→ What this task involves
Count the lines in the records that hold the string "icon". Only the number should be given.

→ Records excerpted from a collection
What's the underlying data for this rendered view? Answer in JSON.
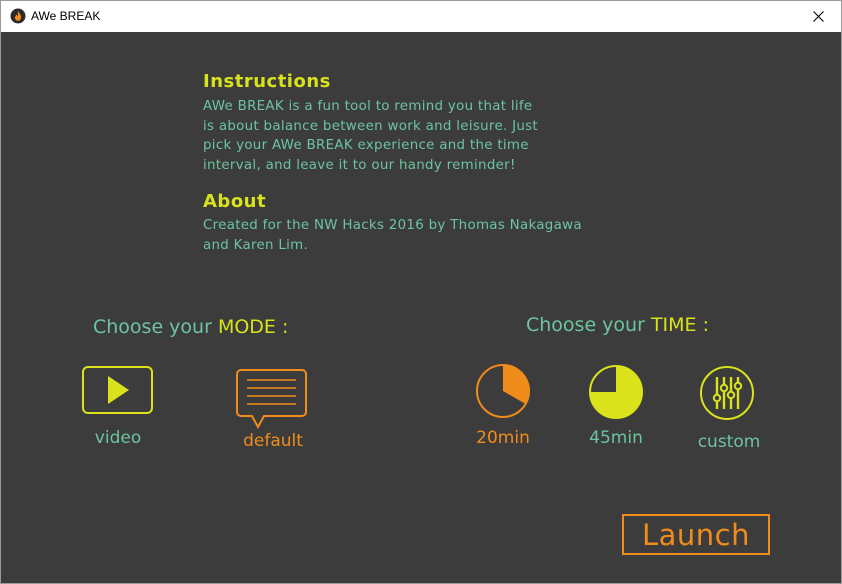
{
  "window": {
    "title": "AWe BREAK"
  },
  "instructions": {
    "heading": "Instructions",
    "lines": [
      "AWe BREAK is a fun tool to remind you that life",
      "is about balance between work and leisure. Just",
      "pick your AWe BREAK experience and the time",
      "interval, and leave it to our handy reminder!"
    ]
  },
  "about": {
    "heading": "About",
    "lines": [
      "Created for the NW Hacks 2016 by Thomas Nakagawa",
      "and Karen Lim."
    ]
  },
  "mode": {
    "title_prefix": "Choose your ",
    "title_highlight": "MODE :",
    "options": [
      {
        "label": "video",
        "icon": "play-icon",
        "selected": false
      },
      {
        "label": "default",
        "icon": "message-icon",
        "selected": true
      }
    ]
  },
  "time": {
    "title_prefix": "Choose your ",
    "title_highlight": "TIME :",
    "options": [
      {
        "label": "20min",
        "icon": "clock-20-icon",
        "fraction": 0.333,
        "selected": true
      },
      {
        "label": "45min",
        "icon": "clock-45-icon",
        "fraction": 0.75,
        "selected": false
      },
      {
        "label": "custom",
        "icon": "sliders-icon",
        "selected": false
      }
    ]
  },
  "launch_label": "Launch",
  "colors": {
    "background": "#3c3c3c",
    "heading": "#d9e21a",
    "text": "#6cc4a0",
    "accent": "#f08c1c"
  }
}
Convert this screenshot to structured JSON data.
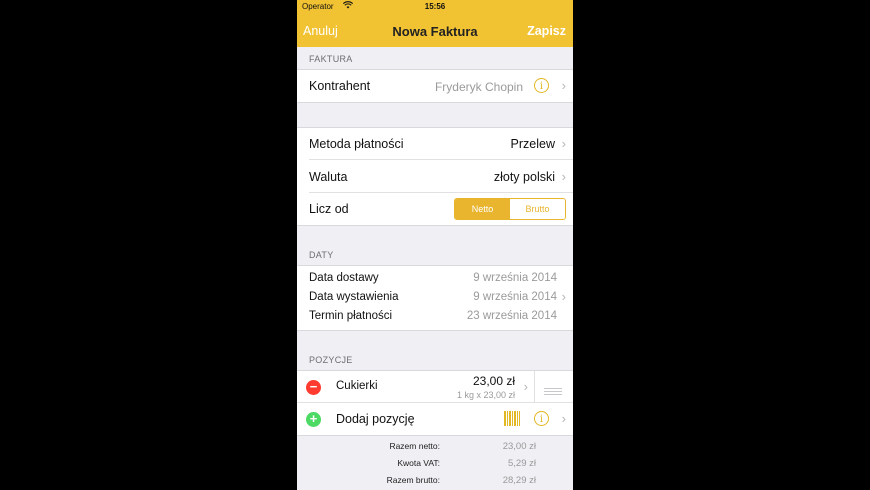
{
  "status": {
    "operator": "Operator",
    "wifi_icon": "wifi-icon",
    "time": "15:56"
  },
  "nav": {
    "cancel": "Anuluj",
    "title": "Nowa Faktura",
    "save": "Zapisz"
  },
  "colors": {
    "accent": "#f1c232",
    "segment": "#e9b52e",
    "remove": "#ff3b30",
    "add": "#4cd964"
  },
  "invoice": {
    "header": "FAKTURA",
    "contractor_label": "Kontrahent",
    "contractor_value": "Fryderyk Chopin",
    "info_glyph": "i"
  },
  "payment": {
    "method_label": "Metoda płatności",
    "method_value": "Przelew",
    "currency_label": "Waluta",
    "currency_value": "złoty polski",
    "calc_label": "Licz od",
    "seg_netto": "Netto",
    "seg_brutto": "Brutto",
    "selected": "Netto"
  },
  "dates": {
    "header": "DATY",
    "items": [
      {
        "label": "Data dostawy",
        "value": "9 września 2014"
      },
      {
        "label": "Data wystawienia",
        "value": "9 września 2014"
      },
      {
        "label": "Termin płatności",
        "value": "23 września 2014"
      }
    ]
  },
  "items": {
    "header": "POZYCJE",
    "list": [
      {
        "name": "Cukierki",
        "price": "23,00 zł",
        "detail": "1 kg x 23,00 zł"
      }
    ],
    "add_label": "Dodaj pozycję",
    "remove_glyph": "−",
    "add_glyph": "+"
  },
  "totals": {
    "net_label": "Razem netto:",
    "net_value": "23,00 zł",
    "vat_label": "Kwota VAT:",
    "vat_value": "5,29 zł",
    "gross_label": "Razem brutto:",
    "gross_value": "28,29 zł"
  }
}
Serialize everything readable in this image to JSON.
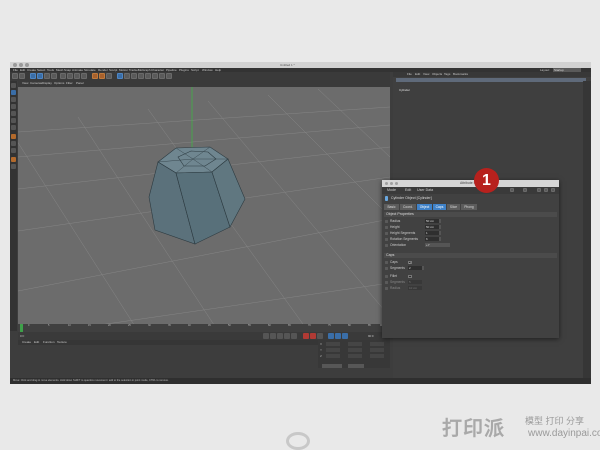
{
  "window": {
    "title": "Untitled 1 *"
  },
  "menu": [
    "File",
    "Edit",
    "Create",
    "Select",
    "Tools",
    "Mesh",
    "Snap",
    "Animate",
    "Simulate",
    "Render",
    "Sculpt",
    "Motion Tracker",
    "MoGraph",
    "Character",
    "Pipeline",
    "Plugins",
    "Script",
    "Window",
    "Help"
  ],
  "layout": {
    "label": "Layout:",
    "value": "Startup"
  },
  "viewport_menu": [
    "View",
    "Cameras",
    "Display",
    "Options",
    "Filter",
    "Panel"
  ],
  "object_manager": {
    "menu": [
      "File",
      "Edit",
      "View",
      "Objects",
      "Tags",
      "Bookmarks"
    ],
    "row_label": "Cylinder"
  },
  "timeline": {
    "frames": [
      "0",
      "5",
      "10",
      "15",
      "20",
      "25",
      "30",
      "35",
      "40",
      "45",
      "50",
      "55",
      "60",
      "65",
      "70",
      "75",
      "80",
      "85",
      "90"
    ],
    "current": "0 F",
    "end": "90 F"
  },
  "material_menu": [
    "Create",
    "Edit",
    "Function",
    "Texture"
  ],
  "coords": {
    "rows": [
      "X",
      "Y",
      "Z"
    ],
    "values": [
      "0 cm",
      "0 cm",
      "0 cm"
    ],
    "apply": "Apply"
  },
  "status": "Move: Click and drag to move elements. Hold down SHIFT to quantize movement / add to the selection in point mode, CTRL to remove.",
  "attr": {
    "title": "Attribute Manager",
    "menu": [
      "Mode",
      "Edit",
      "User Data"
    ],
    "object_title": "Cylinder Object [Cylinder]",
    "tabs": [
      "Basic",
      "Coord.",
      "Object",
      "Caps",
      "Slice",
      "Phong"
    ],
    "section_object": "Object Properties",
    "props": [
      {
        "label": "Radius",
        "value": "50 cm"
      },
      {
        "label": "Height",
        "value": "50 cm"
      },
      {
        "label": "Height Segments",
        "value": "1"
      },
      {
        "label": "Rotation Segments",
        "value": "6"
      },
      {
        "label": "Orientation",
        "value": "+Y"
      }
    ],
    "section_caps": "Caps",
    "caps": [
      {
        "label": "Caps",
        "value": "✓"
      },
      {
        "label": "Segments",
        "value": "2"
      },
      {
        "label": "Fillet",
        "value": ""
      },
      {
        "label": "Segments",
        "value": "5"
      },
      {
        "label": "Radius",
        "value": "10 cm"
      }
    ]
  },
  "callout": "1",
  "watermark": {
    "brand": "打印派",
    "tagline": "模型 打印 分享",
    "url": "www.dayinpai.com"
  },
  "colors": {
    "accent": "#3f82c9",
    "callout": "#b7211d",
    "viewport": "#6c6c6c",
    "object": "#5b6f7a"
  }
}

→ Result for this exercise
6